Genetic characteristics of leucine-rich repeat kinase 2 (LRRK2) associated Parkinson's disease
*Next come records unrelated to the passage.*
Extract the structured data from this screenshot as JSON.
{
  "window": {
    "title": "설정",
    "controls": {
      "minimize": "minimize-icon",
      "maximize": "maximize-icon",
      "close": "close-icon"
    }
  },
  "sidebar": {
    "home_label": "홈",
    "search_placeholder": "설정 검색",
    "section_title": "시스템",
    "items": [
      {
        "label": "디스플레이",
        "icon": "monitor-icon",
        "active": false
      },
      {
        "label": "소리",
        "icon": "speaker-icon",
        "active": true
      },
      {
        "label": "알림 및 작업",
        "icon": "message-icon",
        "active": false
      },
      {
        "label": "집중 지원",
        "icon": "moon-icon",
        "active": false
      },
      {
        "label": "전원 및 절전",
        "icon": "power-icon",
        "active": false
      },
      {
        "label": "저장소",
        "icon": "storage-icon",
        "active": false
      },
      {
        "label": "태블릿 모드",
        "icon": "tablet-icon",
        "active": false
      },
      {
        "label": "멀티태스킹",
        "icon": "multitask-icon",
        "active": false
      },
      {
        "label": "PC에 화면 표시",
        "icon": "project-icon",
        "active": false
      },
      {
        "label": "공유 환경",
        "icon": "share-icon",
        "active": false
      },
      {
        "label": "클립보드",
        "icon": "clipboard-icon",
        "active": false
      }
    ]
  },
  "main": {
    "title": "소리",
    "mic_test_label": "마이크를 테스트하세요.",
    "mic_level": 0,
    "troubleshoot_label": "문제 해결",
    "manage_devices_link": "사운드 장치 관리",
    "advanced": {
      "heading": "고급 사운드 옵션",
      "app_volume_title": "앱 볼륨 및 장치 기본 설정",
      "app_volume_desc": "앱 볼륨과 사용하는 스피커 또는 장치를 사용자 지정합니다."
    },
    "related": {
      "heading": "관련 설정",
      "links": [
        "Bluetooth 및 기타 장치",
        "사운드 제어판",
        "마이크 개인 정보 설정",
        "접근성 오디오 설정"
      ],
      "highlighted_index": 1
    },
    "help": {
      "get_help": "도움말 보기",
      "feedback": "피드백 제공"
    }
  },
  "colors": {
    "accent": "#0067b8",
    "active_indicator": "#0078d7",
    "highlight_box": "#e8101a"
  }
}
Parkinson's disease (PD) is a common neurodegenerative disorder characterized by the progressive and selective degeneration of nigrostriatal dopaminergic neurons. The discovery of at least six PD-causing genes in predominantly early-onset forms of the disorder has cemented a genetic component to the etiology. Notably, the discovery of mutations in the LRRK2 gene in patients presenting with typical 'sporadic' PD with ages at onset in their sixties and seventies has shifted paradigms in the field of PD research. The G2019S mutation in LRRK2 has been found in diverse populations worldwide and usually resides on a common haplotype revealing that many of these individuals share a common ancestor, probably of Middle Eastern origin. The only validated coding susceptibility alleles for PD, G2385R and R1628P, are both in this gene but to date have been found exclusively in Asian populations. Concomitant with genetic testing for PD is the need for appropriate and informed genetic counseling. Families of patients with LRRK2 mutations and susceptibility alleles need to be informed about the current lack of disease preventative strategies and the implications surrounding incomplete penetrance. In summary, single-handedly LRRK2 has had a major impact on the field of PD research and the findings have been of interest to both clinicians and scientists. We anticipate that other genes of such major impact exist for PD and look forward to their discovery. © 2010 Elsevier Ltd.